Poultry Diets 

Added energy beyond barley with pigs and wheat with poultry is necessary to get added performance. With poultry this typically means oil or fat addition. For broilers levels of up to 10% of regular canola seed were found to be satisfactory in feeding trials at the University of Guelph (1977). Poultry have limited capability to handle fibre and better quality offgrade canola seed should be used. However, value in poultry diets is higher than other animals and can be a bargain. In general for poultry, whole canola should not exceed 10 to 12% of the total diet.

Valuing Whole Canola Seed

If you have not guessed it by now, a feed analysis is a must to not only feed whole seed canola, but also place a value on it. Both protein and energy in whole canola seed give it value. The more oil the more energy and at 20 to 22% protein it is much higher than most feeds. In a strict definition whole canola seed just qualifies as a protein supplement.
The value of whole canola seed for different species depends upon the demands of the diet. As an example, with poultry, high production dairy diets and sow diets, where oil or fat is added to increase energy level, whole canola seed has the greatest value. While in swine grower and finisher diets it can be used to supplement barley in place of wheat to provide greater energy, its value is intermediate. The following table shows the value of a whole canola seed containing 20.5% crude protein and 41% oil on an as fed basis. Feed prices per tonne for barley $102, wheat $125, corn $165, canola meal $180, soybean meal $335, barley silage $32, alfalfa hay $105 and tallow $510 were used. 
Table 2. August 2004 opportunity value of whole canola seed
(20.5% CP and 41% oil) in various feeding program
Feeding Program Value ($/tonne)
Broiler grower $405 to 415
Layer $380
Hog grower $307
Sow lactation $340
Dairy lactation $390
Beef grower $253 to 275
While these values are maximum opportunity values, a simple deduction for processing and transport can be used to determine a more realistic value

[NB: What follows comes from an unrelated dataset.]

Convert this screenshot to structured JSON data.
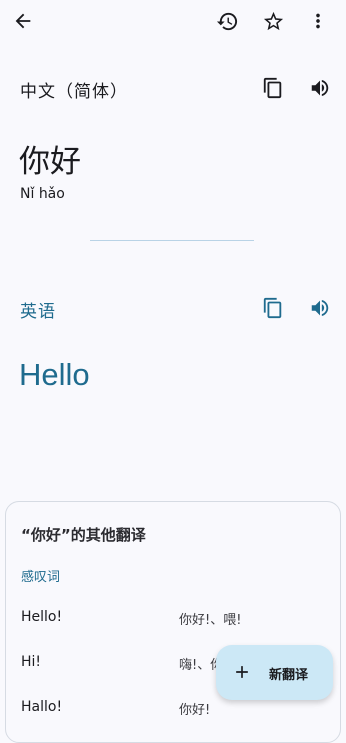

Source: Abstracts from "Whole Canola Seed Use and Value", V. Racz, Prairie Feed Resource Centre and D.A. Christensen, Department of Animal and Poultry Science, University of Saskatchewan. 2004